**** Data section

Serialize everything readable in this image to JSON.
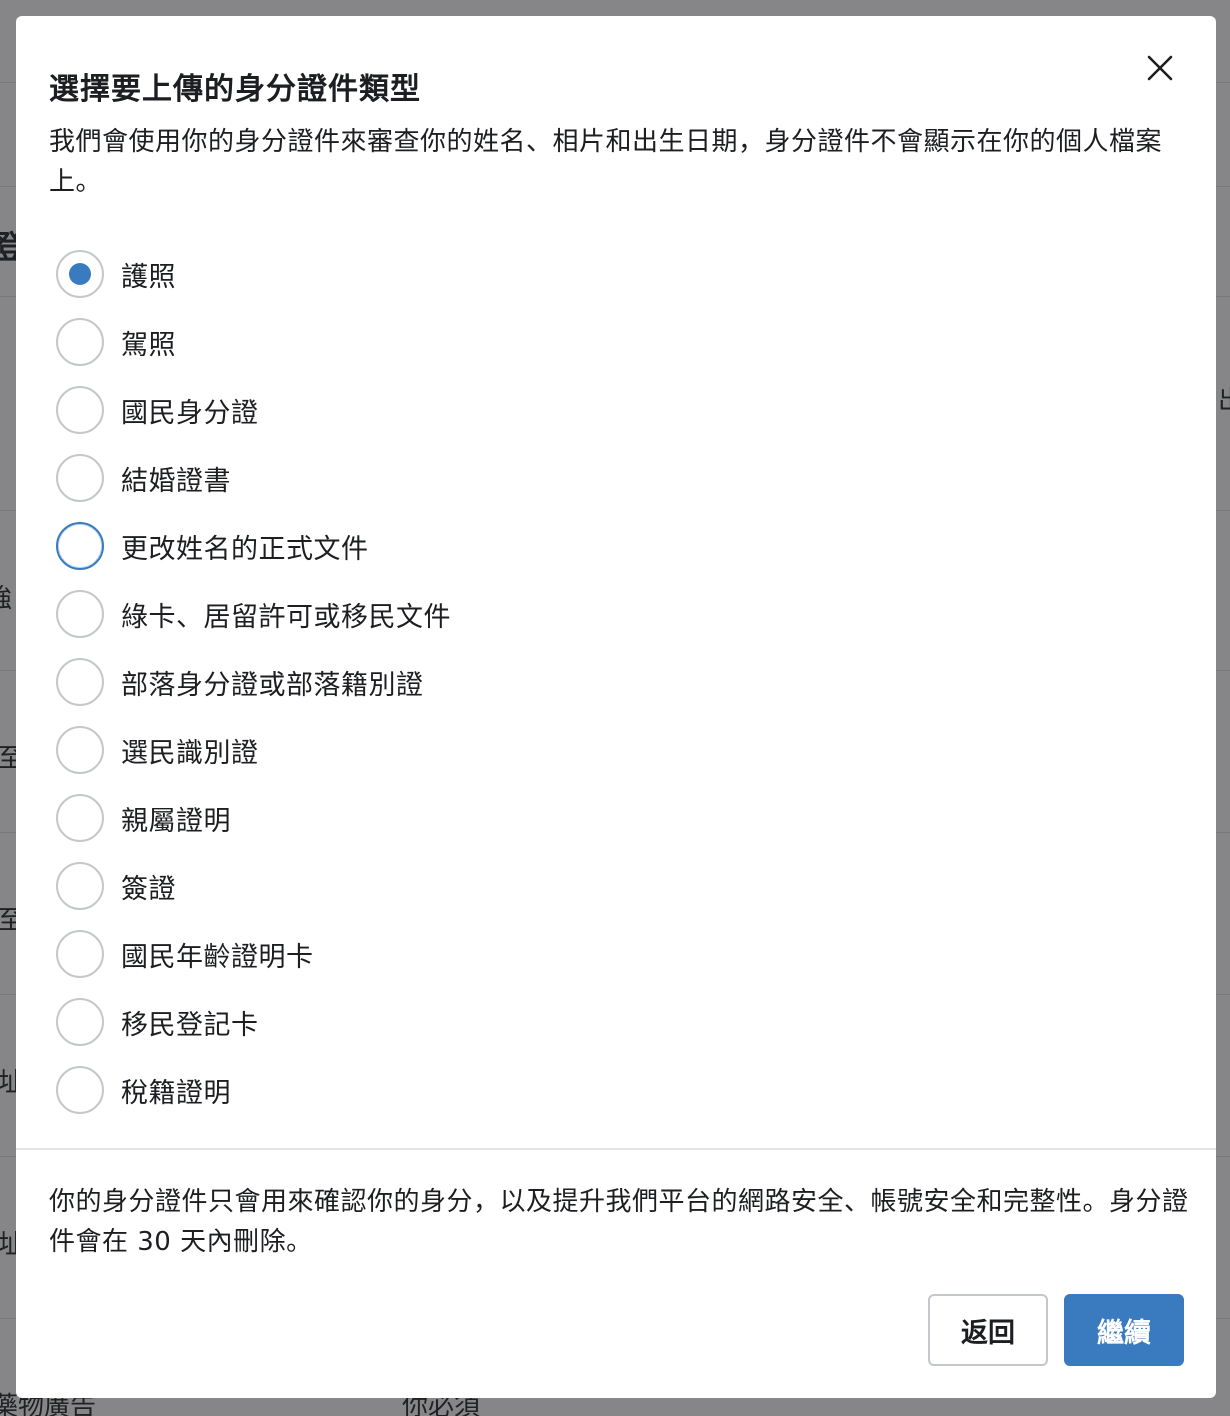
{
  "background": {
    "fragments": [
      "登",
      "出",
      "強",
      "望至",
      "望至",
      "地址",
      "地址",
      "藥物廣告",
      "你必須"
    ]
  },
  "modal": {
    "title": "選擇要上傳的身分證件類型",
    "description": "我們會使用你的身分證件來審查你的姓名、相片和出生日期，身分證件不會顯示在你的個人檔案上。",
    "options": [
      {
        "label": "護照",
        "selected": true
      },
      {
        "label": "駕照",
        "selected": false
      },
      {
        "label": "國民身分證",
        "selected": false
      },
      {
        "label": "結婚證書",
        "selected": false
      },
      {
        "label": "更改姓名的正式文件",
        "selected": false,
        "focused": true
      },
      {
        "label": "綠卡、居留許可或移民文件",
        "selected": false
      },
      {
        "label": "部落身分證或部落籍別證",
        "selected": false
      },
      {
        "label": "選民識別證",
        "selected": false
      },
      {
        "label": "親屬證明",
        "selected": false
      },
      {
        "label": "簽證",
        "selected": false
      },
      {
        "label": "國民年齡證明卡",
        "selected": false
      },
      {
        "label": "移民登記卡",
        "selected": false
      },
      {
        "label": "稅籍證明",
        "selected": false
      }
    ],
    "footer_note": "你的身分證件只會用來確認你的身分，以及提升我們平台的網路安全、帳號安全和完整性。身分證件會在 30 天內刪除。",
    "back_label": "返回",
    "continue_label": "繼續"
  },
  "colors": {
    "accent": "#3a7bc0",
    "overlay": "#8c8c8c"
  }
}
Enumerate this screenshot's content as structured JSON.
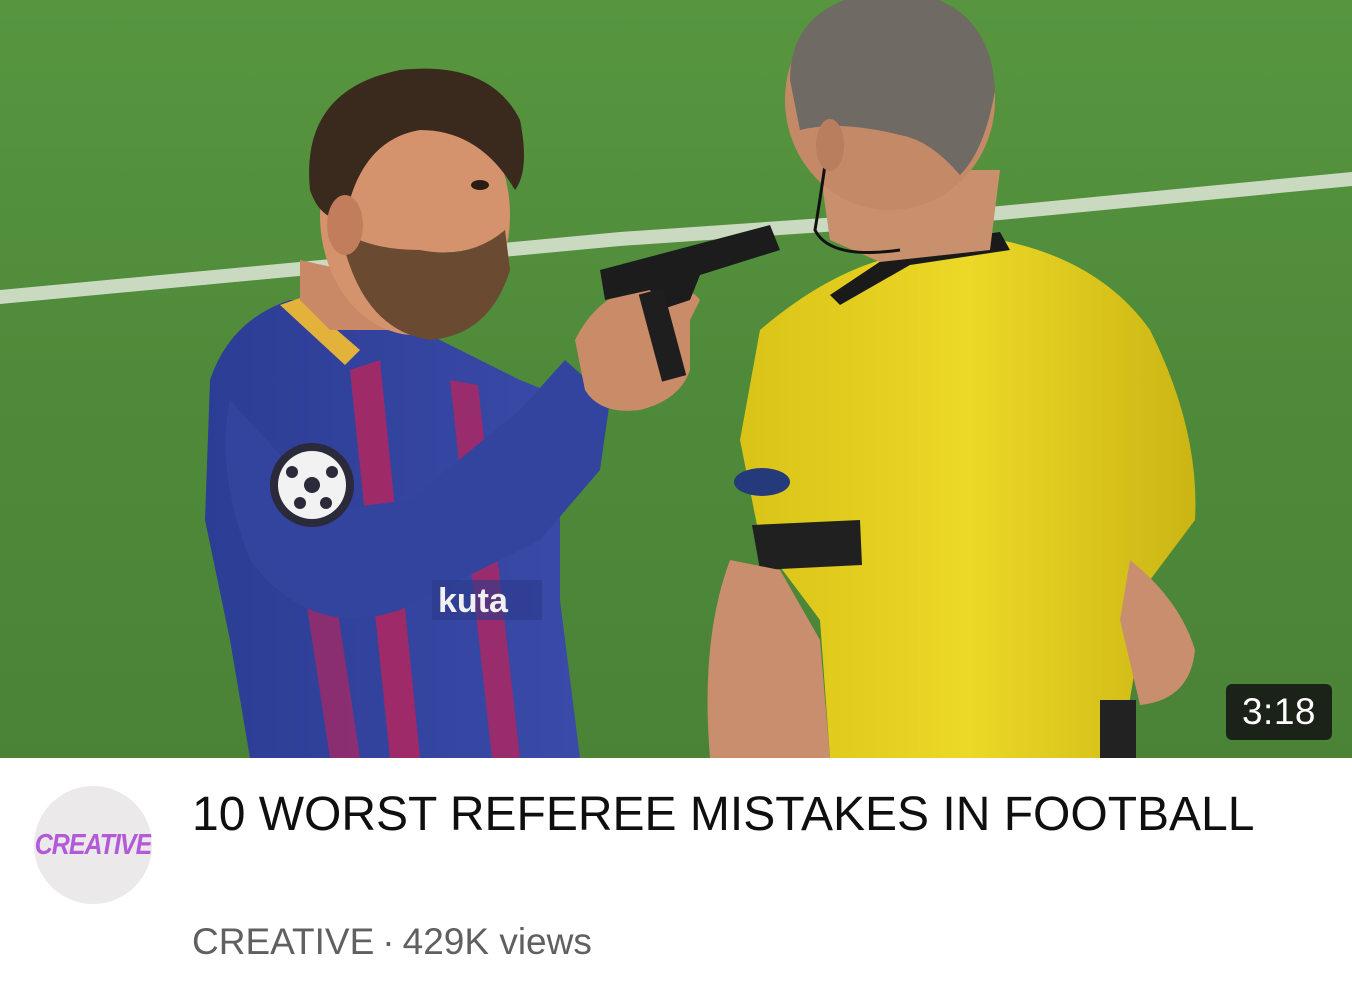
{
  "video": {
    "duration": "3:18",
    "title": "10 WORST REFEREE MISTAKES IN FOOTBALL",
    "views": "429K views"
  },
  "channel": {
    "name": "CREATIVE",
    "avatar_text": "CREATIVE"
  },
  "separator": "·",
  "thumbnail": {
    "description_icon": "video-thumbnail-image",
    "jersey_text": "kuta"
  },
  "colors": {
    "pitch": "#4f8a3a",
    "referee_shirt": "#e7d21f",
    "player_shirt": "#2f3f9a",
    "player_stripe": "#b2265f",
    "avatar_text": "#b35ad9",
    "title_text": "#0f0f0f",
    "meta_text": "#606060"
  }
}
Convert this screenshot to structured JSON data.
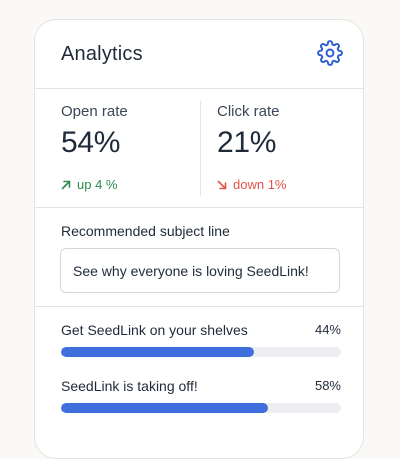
{
  "card": {
    "title": "Analytics",
    "settings_icon": "gear-icon"
  },
  "stats": {
    "open": {
      "label": "Open rate",
      "value": "54%",
      "change": "up 4 %",
      "direction": "up"
    },
    "click": {
      "label": "Click rate",
      "value": "21%",
      "change": "down 1%",
      "direction": "down"
    }
  },
  "subject": {
    "label": "Recommended subject line",
    "value": "See why everyone is loving SeedLink!"
  },
  "variants": [
    {
      "label": "Get SeedLink on your shelves",
      "percent_text": "44%",
      "fill_fraction": 0.69
    },
    {
      "label": "SeedLink is taking off!",
      "percent_text": "58%",
      "fill_fraction": 0.74
    }
  ],
  "colors": {
    "accent": "#3f6fdc",
    "up": "#2f8a4e",
    "down": "#e4514b",
    "gear": "#2d5fd0"
  }
}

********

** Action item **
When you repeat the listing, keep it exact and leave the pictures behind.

** Output for this task **
Serialize everything readable in this image to JSON.
{
  "background": {
    "fragments": [
      "登",
      "出",
      "強",
      "望至",
      "望至",
      "地址",
      "地址",
      "藥物廣告",
      "你必須"
    ]
  },
  "modal": {
    "title": "選擇要上傳的身分證件類型",
    "description": "我們會使用你的身分證件來審查你的姓名、相片和出生日期，身分證件不會顯示在你的個人檔案上。",
    "options": [
      {
        "label": "護照",
        "selected": true
      },
      {
        "label": "駕照",
        "selected": false
      },
      {
        "label": "國民身分證",
        "selected": false
      },
      {
        "label": "結婚證書",
        "selected": false
      },
      {
        "label": "更改姓名的正式文件",
        "selected": false,
        "focused": true
      },
      {
        "label": "綠卡、居留許可或移民文件",
        "selected": false
      },
      {
        "label": "部落身分證或部落籍別證",
        "selected": false
      },
      {
        "label": "選民識別證",
        "selected": false
      },
      {
        "label": "親屬證明",
        "selected": false
      },
      {
        "label": "簽證",
        "selected": false
      },
      {
        "label": "國民年齡證明卡",
        "selected": false
      },
      {
        "label": "移民登記卡",
        "selected": false
      },
      {
        "label": "稅籍證明",
        "selected": false
      }
    ],
    "footer_note": "你的身分證件只會用來確認你的身分，以及提升我們平台的網路安全、帳號安全和完整性。身分證件會在 30 天內刪除。",
    "back_label": "返回",
    "continue_label": "繼續"
  },
  "colors": {
    "accent": "#3a7bc0",
    "overlay": "#8c8c8c"
  }
}
Enumerate this screenshot's content as structured JSON.
{
  "video": {
    "duration": "3:18",
    "title": "10 WORST REFEREE MISTAKES IN FOOTBALL",
    "views": "429K views"
  },
  "channel": {
    "name": "CREATIVE",
    "avatar_text": "CREATIVE"
  },
  "separator": "·",
  "thumbnail": {
    "description_icon": "video-thumbnail-image",
    "jersey_text": "kuta"
  },
  "colors": {
    "pitch": "#4f8a3a",
    "referee_shirt": "#e7d21f",
    "player_shirt": "#2f3f9a",
    "player_stripe": "#b2265f",
    "avatar_text": "#b35ad9",
    "title_text": "#0f0f0f",
    "meta_text": "#606060"
  }
}
Convert this screenshot to structured JSON data.
{
  "card": {
    "title": "Analytics",
    "settings_icon": "gear-icon"
  },
  "stats": {
    "open": {
      "label": "Open rate",
      "value": "54%",
      "change": "up 4 %",
      "direction": "up"
    },
    "click": {
      "label": "Click rate",
      "value": "21%",
      "change": "down 1%",
      "direction": "down"
    }
  },
  "subject": {
    "label": "Recommended subject line",
    "value": "See why everyone is loving SeedLink!"
  },
  "variants": [
    {
      "label": "Get SeedLink on your shelves",
      "percent_text": "44%",
      "fill_fraction": 0.69
    },
    {
      "label": "SeedLink is taking off!",
      "percent_text": "58%",
      "fill_fraction": 0.74
    }
  ],
  "colors": {
    "accent": "#3f6fdc",
    "up": "#2f8a4e",
    "down": "#e4514b",
    "gear": "#2d5fd0"
  }
}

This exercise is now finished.